Directions for this task | Within the material below, how many lines carry the word "result"? State only the number.
◇ ◇ ◇ ◇ ◇ ◇ ◇
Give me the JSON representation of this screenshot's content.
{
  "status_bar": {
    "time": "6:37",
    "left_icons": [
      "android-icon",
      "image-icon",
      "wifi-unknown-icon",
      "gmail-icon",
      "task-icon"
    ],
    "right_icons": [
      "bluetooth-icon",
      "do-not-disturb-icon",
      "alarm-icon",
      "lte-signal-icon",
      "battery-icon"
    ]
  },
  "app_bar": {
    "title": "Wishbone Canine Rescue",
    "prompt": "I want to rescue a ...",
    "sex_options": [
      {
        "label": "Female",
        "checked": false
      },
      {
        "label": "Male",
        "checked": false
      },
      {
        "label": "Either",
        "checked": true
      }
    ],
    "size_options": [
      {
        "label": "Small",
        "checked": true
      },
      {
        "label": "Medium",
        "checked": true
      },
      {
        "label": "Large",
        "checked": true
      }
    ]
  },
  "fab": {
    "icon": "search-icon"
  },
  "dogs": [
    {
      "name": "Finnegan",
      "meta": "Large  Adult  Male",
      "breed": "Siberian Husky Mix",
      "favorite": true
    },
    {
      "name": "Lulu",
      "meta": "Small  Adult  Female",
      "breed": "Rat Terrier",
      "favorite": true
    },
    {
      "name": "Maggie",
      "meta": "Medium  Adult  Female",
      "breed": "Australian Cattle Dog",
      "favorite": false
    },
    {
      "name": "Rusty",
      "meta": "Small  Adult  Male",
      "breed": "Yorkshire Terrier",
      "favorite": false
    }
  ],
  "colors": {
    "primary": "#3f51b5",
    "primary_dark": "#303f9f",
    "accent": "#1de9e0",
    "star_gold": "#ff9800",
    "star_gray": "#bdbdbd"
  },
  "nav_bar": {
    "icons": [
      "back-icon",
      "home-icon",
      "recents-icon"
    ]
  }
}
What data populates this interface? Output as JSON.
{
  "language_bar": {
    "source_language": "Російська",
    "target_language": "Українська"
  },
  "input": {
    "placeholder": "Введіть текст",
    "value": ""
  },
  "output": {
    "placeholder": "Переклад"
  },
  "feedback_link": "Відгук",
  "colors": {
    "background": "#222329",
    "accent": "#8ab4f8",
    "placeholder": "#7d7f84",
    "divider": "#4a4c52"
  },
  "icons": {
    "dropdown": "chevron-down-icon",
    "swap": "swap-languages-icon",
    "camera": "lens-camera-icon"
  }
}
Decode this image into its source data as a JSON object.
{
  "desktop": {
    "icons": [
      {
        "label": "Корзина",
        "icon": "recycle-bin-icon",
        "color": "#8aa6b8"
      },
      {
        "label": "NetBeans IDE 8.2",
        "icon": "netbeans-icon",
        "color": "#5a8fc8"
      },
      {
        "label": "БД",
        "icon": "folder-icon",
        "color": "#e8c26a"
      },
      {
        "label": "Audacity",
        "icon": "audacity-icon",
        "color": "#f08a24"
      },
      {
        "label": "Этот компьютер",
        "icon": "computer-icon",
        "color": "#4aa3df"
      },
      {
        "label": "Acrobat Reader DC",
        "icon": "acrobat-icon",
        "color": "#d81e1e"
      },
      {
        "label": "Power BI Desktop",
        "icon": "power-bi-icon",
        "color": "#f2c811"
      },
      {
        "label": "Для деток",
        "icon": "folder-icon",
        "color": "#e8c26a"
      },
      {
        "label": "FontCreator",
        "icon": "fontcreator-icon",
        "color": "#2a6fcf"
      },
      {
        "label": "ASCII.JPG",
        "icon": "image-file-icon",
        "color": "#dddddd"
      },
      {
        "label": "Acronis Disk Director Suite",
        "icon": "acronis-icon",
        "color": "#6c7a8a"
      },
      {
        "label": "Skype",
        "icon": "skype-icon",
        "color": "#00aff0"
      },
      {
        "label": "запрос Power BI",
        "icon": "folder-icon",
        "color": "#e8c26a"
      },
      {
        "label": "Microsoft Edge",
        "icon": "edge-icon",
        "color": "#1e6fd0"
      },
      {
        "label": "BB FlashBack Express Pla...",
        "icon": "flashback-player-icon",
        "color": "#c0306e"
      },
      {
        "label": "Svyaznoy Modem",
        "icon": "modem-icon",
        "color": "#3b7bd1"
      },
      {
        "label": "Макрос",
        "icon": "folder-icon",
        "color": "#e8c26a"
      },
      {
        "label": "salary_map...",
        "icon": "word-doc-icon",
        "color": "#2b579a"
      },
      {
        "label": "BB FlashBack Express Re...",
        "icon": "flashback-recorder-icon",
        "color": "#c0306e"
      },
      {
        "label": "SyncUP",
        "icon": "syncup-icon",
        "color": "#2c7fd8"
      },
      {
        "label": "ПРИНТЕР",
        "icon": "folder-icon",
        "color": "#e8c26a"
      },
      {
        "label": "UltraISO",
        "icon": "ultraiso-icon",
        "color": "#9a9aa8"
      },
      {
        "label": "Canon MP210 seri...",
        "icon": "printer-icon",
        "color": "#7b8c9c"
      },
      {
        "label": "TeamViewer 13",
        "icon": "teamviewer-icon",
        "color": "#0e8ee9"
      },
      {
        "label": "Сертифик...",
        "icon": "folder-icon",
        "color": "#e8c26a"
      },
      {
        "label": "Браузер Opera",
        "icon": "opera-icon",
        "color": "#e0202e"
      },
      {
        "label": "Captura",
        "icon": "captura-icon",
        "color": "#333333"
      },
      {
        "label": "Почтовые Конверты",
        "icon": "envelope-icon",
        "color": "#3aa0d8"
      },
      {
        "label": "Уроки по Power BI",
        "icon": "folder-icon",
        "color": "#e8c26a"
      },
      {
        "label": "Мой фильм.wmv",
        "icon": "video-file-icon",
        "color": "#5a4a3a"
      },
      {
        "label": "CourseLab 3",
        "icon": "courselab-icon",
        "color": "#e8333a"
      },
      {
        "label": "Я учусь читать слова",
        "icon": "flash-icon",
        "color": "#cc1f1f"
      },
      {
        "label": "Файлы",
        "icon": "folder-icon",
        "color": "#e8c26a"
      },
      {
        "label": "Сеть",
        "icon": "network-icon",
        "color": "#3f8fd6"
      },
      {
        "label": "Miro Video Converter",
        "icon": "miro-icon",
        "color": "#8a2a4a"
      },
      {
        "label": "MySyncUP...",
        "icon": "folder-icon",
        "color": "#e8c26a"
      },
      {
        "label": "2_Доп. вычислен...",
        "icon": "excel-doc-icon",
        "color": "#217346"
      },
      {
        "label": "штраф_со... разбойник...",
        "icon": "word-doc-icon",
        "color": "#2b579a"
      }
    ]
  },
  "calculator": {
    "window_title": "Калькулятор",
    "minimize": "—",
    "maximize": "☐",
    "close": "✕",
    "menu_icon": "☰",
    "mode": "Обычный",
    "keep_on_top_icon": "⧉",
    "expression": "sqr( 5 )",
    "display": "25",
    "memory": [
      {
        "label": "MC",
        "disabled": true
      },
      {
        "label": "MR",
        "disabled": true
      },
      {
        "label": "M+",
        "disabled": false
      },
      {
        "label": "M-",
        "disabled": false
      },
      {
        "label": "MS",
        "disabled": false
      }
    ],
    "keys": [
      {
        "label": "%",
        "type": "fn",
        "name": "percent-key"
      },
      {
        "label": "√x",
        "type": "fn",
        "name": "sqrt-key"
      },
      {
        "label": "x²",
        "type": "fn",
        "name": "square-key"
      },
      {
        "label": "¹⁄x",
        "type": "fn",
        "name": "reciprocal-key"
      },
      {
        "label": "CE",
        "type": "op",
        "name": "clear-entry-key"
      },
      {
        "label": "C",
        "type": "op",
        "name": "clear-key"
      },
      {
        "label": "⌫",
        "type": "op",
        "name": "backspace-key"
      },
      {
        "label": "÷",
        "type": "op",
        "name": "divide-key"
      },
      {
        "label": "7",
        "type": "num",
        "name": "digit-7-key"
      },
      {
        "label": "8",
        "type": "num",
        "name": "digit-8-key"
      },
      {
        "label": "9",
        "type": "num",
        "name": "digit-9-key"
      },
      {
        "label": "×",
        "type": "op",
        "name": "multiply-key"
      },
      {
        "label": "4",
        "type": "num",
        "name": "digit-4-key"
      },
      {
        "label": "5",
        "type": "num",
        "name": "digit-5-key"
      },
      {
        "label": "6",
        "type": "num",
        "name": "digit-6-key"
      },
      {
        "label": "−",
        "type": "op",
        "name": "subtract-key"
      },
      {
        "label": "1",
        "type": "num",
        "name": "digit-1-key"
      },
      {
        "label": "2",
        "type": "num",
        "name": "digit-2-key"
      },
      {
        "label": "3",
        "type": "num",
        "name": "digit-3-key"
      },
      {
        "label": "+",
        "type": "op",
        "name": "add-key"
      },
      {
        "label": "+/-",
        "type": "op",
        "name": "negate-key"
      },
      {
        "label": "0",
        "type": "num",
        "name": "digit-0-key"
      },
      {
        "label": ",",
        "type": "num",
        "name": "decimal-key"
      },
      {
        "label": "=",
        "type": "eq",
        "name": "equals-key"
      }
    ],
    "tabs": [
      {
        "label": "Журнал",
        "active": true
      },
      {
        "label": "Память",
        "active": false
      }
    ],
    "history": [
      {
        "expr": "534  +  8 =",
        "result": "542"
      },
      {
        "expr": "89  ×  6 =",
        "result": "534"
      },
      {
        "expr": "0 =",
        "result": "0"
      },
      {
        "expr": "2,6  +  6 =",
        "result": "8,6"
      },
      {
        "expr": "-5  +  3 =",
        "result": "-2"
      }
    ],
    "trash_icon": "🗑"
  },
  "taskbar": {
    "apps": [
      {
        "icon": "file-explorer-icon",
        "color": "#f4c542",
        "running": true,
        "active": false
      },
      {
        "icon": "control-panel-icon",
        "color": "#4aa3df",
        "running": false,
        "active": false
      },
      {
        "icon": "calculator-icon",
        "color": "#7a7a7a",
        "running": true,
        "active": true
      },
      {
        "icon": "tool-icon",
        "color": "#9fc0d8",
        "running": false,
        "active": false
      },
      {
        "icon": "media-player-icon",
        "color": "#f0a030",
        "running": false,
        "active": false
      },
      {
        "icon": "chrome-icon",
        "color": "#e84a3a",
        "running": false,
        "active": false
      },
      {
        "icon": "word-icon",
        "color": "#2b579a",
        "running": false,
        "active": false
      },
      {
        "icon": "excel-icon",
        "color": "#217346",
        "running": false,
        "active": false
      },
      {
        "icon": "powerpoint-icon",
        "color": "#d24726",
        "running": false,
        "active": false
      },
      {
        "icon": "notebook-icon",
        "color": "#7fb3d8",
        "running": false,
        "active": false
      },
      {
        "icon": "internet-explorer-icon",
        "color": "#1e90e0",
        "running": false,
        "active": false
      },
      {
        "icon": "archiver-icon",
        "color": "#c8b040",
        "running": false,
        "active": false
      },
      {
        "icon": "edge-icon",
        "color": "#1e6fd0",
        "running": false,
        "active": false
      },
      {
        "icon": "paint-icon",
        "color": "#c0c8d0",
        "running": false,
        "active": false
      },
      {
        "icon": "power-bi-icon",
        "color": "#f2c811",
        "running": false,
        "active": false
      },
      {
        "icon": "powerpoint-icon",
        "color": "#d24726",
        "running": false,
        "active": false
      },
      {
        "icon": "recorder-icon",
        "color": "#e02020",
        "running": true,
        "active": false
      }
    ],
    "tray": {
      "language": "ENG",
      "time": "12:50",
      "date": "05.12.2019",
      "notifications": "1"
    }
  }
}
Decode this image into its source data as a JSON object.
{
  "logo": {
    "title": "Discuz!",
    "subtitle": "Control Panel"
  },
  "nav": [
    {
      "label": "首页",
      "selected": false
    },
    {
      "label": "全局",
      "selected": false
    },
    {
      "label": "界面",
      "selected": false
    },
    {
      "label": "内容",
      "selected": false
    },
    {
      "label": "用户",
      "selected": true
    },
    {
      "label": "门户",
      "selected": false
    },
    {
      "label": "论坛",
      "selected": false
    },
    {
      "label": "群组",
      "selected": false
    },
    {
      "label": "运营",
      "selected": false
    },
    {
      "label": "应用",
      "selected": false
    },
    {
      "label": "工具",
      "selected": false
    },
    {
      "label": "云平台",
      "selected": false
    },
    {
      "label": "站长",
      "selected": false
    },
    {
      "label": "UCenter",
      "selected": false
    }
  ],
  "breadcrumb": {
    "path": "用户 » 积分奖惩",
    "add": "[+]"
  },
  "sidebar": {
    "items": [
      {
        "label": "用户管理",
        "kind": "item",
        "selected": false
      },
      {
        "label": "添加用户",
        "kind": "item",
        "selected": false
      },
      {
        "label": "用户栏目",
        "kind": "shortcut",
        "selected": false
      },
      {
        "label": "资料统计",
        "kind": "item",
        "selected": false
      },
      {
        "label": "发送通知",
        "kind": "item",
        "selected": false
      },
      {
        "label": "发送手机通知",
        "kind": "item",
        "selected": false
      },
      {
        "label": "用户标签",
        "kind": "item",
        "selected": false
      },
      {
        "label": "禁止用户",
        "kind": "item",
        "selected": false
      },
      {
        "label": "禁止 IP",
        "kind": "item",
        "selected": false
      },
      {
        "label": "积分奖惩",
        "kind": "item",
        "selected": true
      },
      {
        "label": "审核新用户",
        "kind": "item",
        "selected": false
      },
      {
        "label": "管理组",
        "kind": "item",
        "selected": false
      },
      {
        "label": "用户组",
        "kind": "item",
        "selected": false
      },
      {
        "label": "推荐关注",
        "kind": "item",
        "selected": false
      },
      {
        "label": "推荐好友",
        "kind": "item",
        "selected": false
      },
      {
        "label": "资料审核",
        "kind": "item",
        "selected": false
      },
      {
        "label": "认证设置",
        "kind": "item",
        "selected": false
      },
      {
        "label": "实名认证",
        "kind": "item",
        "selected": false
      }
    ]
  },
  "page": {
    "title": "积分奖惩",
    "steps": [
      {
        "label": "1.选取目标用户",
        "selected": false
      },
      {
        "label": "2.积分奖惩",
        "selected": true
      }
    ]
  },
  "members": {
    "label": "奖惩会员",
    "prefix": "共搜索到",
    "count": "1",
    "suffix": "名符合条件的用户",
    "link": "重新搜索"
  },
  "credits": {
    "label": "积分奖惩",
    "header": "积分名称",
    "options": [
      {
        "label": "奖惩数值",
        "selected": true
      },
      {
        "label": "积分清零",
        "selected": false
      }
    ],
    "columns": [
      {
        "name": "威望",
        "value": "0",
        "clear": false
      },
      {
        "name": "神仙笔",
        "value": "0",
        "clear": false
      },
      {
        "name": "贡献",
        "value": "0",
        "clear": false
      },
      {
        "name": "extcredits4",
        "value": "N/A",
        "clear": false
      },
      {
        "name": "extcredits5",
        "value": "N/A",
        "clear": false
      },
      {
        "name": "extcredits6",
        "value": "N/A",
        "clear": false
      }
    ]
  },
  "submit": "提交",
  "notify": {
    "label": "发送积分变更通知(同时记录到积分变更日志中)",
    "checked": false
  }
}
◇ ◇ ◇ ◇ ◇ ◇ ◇
Reply to the exercise | 5